◆ TO DO ◆
Show every line in the entries below where the word "Data" appears.

◆ PROVIDED RECORDS ◆
· · · ·
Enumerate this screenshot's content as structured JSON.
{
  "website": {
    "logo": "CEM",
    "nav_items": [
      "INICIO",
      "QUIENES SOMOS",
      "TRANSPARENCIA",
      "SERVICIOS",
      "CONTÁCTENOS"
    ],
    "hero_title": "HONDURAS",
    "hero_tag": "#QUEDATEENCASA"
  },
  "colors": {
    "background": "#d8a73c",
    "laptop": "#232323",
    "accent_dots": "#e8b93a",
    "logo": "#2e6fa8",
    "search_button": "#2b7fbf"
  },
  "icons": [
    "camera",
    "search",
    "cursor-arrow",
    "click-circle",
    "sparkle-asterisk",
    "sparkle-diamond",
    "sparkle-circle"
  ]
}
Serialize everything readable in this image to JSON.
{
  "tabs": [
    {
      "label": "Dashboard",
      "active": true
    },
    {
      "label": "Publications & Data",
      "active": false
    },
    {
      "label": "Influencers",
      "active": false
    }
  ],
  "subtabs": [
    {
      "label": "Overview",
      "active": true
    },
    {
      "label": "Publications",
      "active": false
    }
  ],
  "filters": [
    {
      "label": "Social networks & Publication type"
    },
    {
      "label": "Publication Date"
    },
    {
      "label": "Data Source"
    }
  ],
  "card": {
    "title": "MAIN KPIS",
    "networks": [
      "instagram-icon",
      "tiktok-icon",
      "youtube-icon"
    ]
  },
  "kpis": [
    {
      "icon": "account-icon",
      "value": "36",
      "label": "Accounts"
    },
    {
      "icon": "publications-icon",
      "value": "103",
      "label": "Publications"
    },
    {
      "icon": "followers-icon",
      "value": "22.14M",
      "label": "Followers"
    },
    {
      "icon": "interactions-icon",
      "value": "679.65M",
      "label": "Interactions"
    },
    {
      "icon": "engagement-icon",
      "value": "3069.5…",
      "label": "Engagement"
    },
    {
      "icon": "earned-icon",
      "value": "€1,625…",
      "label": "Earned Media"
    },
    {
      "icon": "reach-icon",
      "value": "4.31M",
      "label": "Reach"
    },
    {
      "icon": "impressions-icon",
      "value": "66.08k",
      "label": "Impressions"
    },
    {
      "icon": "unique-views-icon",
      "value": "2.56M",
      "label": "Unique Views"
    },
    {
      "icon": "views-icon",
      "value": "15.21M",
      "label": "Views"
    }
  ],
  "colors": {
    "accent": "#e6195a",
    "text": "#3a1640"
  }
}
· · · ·
◆ TASK ANSWER ◆
      "label": "Publications & Data",
      "label": "Data Source"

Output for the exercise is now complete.